In addition, his home province of Alberta is solidly in favour of an elected Senate. It was Alberta that elected the first senator-in-waiting, Stan Waters, who was appointed to the Senate by Prime Minister Brian Mulroney in 1990. Of course, Mulroney had already put the role of the Senate into disrepute by making a spat of eight new appointments to overcome the Liberal majority in the Red Chamber in order to pass the controversial GST bill. In an orgy of new patronage appointments during his last months of office, Mulroney also appointed 15 new senators.

One study by the late Senator Gildas Molgat, a  Liberal from Manitoba, did recommend the creation of term limits. This would be a hard sell today in the chamber, since senators would essentially be voting to limit their own terms.

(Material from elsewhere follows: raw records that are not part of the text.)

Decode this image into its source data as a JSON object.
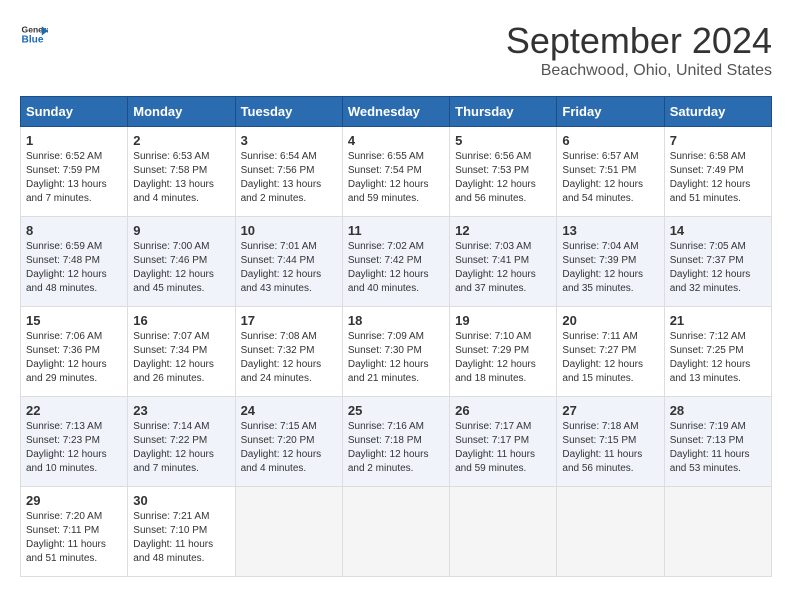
{
  "logo": {
    "text_general": "General",
    "text_blue": "Blue"
  },
  "title": "September 2024",
  "subtitle": "Beachwood, Ohio, United States",
  "days_of_week": [
    "Sunday",
    "Monday",
    "Tuesday",
    "Wednesday",
    "Thursday",
    "Friday",
    "Saturday"
  ],
  "weeks": [
    [
      {
        "day": 1,
        "lines": [
          "Sunrise: 6:52 AM",
          "Sunset: 7:59 PM",
          "Daylight: 13 hours",
          "and 7 minutes."
        ]
      },
      {
        "day": 2,
        "lines": [
          "Sunrise: 6:53 AM",
          "Sunset: 7:58 PM",
          "Daylight: 13 hours",
          "and 4 minutes."
        ]
      },
      {
        "day": 3,
        "lines": [
          "Sunrise: 6:54 AM",
          "Sunset: 7:56 PM",
          "Daylight: 13 hours",
          "and 2 minutes."
        ]
      },
      {
        "day": 4,
        "lines": [
          "Sunrise: 6:55 AM",
          "Sunset: 7:54 PM",
          "Daylight: 12 hours",
          "and 59 minutes."
        ]
      },
      {
        "day": 5,
        "lines": [
          "Sunrise: 6:56 AM",
          "Sunset: 7:53 PM",
          "Daylight: 12 hours",
          "and 56 minutes."
        ]
      },
      {
        "day": 6,
        "lines": [
          "Sunrise: 6:57 AM",
          "Sunset: 7:51 PM",
          "Daylight: 12 hours",
          "and 54 minutes."
        ]
      },
      {
        "day": 7,
        "lines": [
          "Sunrise: 6:58 AM",
          "Sunset: 7:49 PM",
          "Daylight: 12 hours",
          "and 51 minutes."
        ]
      }
    ],
    [
      {
        "day": 8,
        "lines": [
          "Sunrise: 6:59 AM",
          "Sunset: 7:48 PM",
          "Daylight: 12 hours",
          "and 48 minutes."
        ]
      },
      {
        "day": 9,
        "lines": [
          "Sunrise: 7:00 AM",
          "Sunset: 7:46 PM",
          "Daylight: 12 hours",
          "and 45 minutes."
        ]
      },
      {
        "day": 10,
        "lines": [
          "Sunrise: 7:01 AM",
          "Sunset: 7:44 PM",
          "Daylight: 12 hours",
          "and 43 minutes."
        ]
      },
      {
        "day": 11,
        "lines": [
          "Sunrise: 7:02 AM",
          "Sunset: 7:42 PM",
          "Daylight: 12 hours",
          "and 40 minutes."
        ]
      },
      {
        "day": 12,
        "lines": [
          "Sunrise: 7:03 AM",
          "Sunset: 7:41 PM",
          "Daylight: 12 hours",
          "and 37 minutes."
        ]
      },
      {
        "day": 13,
        "lines": [
          "Sunrise: 7:04 AM",
          "Sunset: 7:39 PM",
          "Daylight: 12 hours",
          "and 35 minutes."
        ]
      },
      {
        "day": 14,
        "lines": [
          "Sunrise: 7:05 AM",
          "Sunset: 7:37 PM",
          "Daylight: 12 hours",
          "and 32 minutes."
        ]
      }
    ],
    [
      {
        "day": 15,
        "lines": [
          "Sunrise: 7:06 AM",
          "Sunset: 7:36 PM",
          "Daylight: 12 hours",
          "and 29 minutes."
        ]
      },
      {
        "day": 16,
        "lines": [
          "Sunrise: 7:07 AM",
          "Sunset: 7:34 PM",
          "Daylight: 12 hours",
          "and 26 minutes."
        ]
      },
      {
        "day": 17,
        "lines": [
          "Sunrise: 7:08 AM",
          "Sunset: 7:32 PM",
          "Daylight: 12 hours",
          "and 24 minutes."
        ]
      },
      {
        "day": 18,
        "lines": [
          "Sunrise: 7:09 AM",
          "Sunset: 7:30 PM",
          "Daylight: 12 hours",
          "and 21 minutes."
        ]
      },
      {
        "day": 19,
        "lines": [
          "Sunrise: 7:10 AM",
          "Sunset: 7:29 PM",
          "Daylight: 12 hours",
          "and 18 minutes."
        ]
      },
      {
        "day": 20,
        "lines": [
          "Sunrise: 7:11 AM",
          "Sunset: 7:27 PM",
          "Daylight: 12 hours",
          "and 15 minutes."
        ]
      },
      {
        "day": 21,
        "lines": [
          "Sunrise: 7:12 AM",
          "Sunset: 7:25 PM",
          "Daylight: 12 hours",
          "and 13 minutes."
        ]
      }
    ],
    [
      {
        "day": 22,
        "lines": [
          "Sunrise: 7:13 AM",
          "Sunset: 7:23 PM",
          "Daylight: 12 hours",
          "and 10 minutes."
        ]
      },
      {
        "day": 23,
        "lines": [
          "Sunrise: 7:14 AM",
          "Sunset: 7:22 PM",
          "Daylight: 12 hours",
          "and 7 minutes."
        ]
      },
      {
        "day": 24,
        "lines": [
          "Sunrise: 7:15 AM",
          "Sunset: 7:20 PM",
          "Daylight: 12 hours",
          "and 4 minutes."
        ]
      },
      {
        "day": 25,
        "lines": [
          "Sunrise: 7:16 AM",
          "Sunset: 7:18 PM",
          "Daylight: 12 hours",
          "and 2 minutes."
        ]
      },
      {
        "day": 26,
        "lines": [
          "Sunrise: 7:17 AM",
          "Sunset: 7:17 PM",
          "Daylight: 11 hours",
          "and 59 minutes."
        ]
      },
      {
        "day": 27,
        "lines": [
          "Sunrise: 7:18 AM",
          "Sunset: 7:15 PM",
          "Daylight: 11 hours",
          "and 56 minutes."
        ]
      },
      {
        "day": 28,
        "lines": [
          "Sunrise: 7:19 AM",
          "Sunset: 7:13 PM",
          "Daylight: 11 hours",
          "and 53 minutes."
        ]
      }
    ],
    [
      {
        "day": 29,
        "lines": [
          "Sunrise: 7:20 AM",
          "Sunset: 7:11 PM",
          "Daylight: 11 hours",
          "and 51 minutes."
        ]
      },
      {
        "day": 30,
        "lines": [
          "Sunrise: 7:21 AM",
          "Sunset: 7:10 PM",
          "Daylight: 11 hours",
          "and 48 minutes."
        ]
      },
      null,
      null,
      null,
      null,
      null
    ]
  ]
}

“For ten years the Liberals (under Laurier) had been in power,” the Morning Telegram paraphrased Opposition  Leader (Conservative) Robert Borden as saying, “yet except on occasions when the senate threw out a bill Sir Wilfrid Laurier had made no attempt to reform the senate. On that occasion he had endeavoured to have passed in all the provincial legislatures calling for the abolition of the senate.”

This is the long-time position taken by the federal New Democrat Party. It’s also a position occasionally articulated by Manitoba NDP Premier Gary Doer when asked about the issue of Senate reform.

Since the Liberals controlled the House of Commons in 1906, the resolution came to naught. Senate reform was once again on the backburner, and only raises its head when a politician sees some political advantage. And, this is the case today — Harper is courting his Western base and rural Ontario, although only with partial measures. He cannot go further because in the areas where House of Commons seats are the most numerous — urban Ontario and Quebec — there is little support for Senate reform.

Although Harper said term limits (and later elections for senators) would be imposed unilaterally by Parliament, the Supreme Court of Canada ruled in 1980 that any changes to the essential characteristics of the Senate would require the approval of seven provinces, representing 50 per cent of the Canadian population. Yet, there had been a precedent set to support Harper’s proposal — Parliament unilaterally in 1965 approved the retirement age of 75.

Harper’s reform package is only partial, although by setting term limits could possibly lay the groundwork for future elections for Senate seats.

The small step Harper has taken reflects Laurier’s warning “that  so long as the appointing is as it is today, in the hands practically of the First Minister (prime minister), I am afraid we stand little chance of reform.”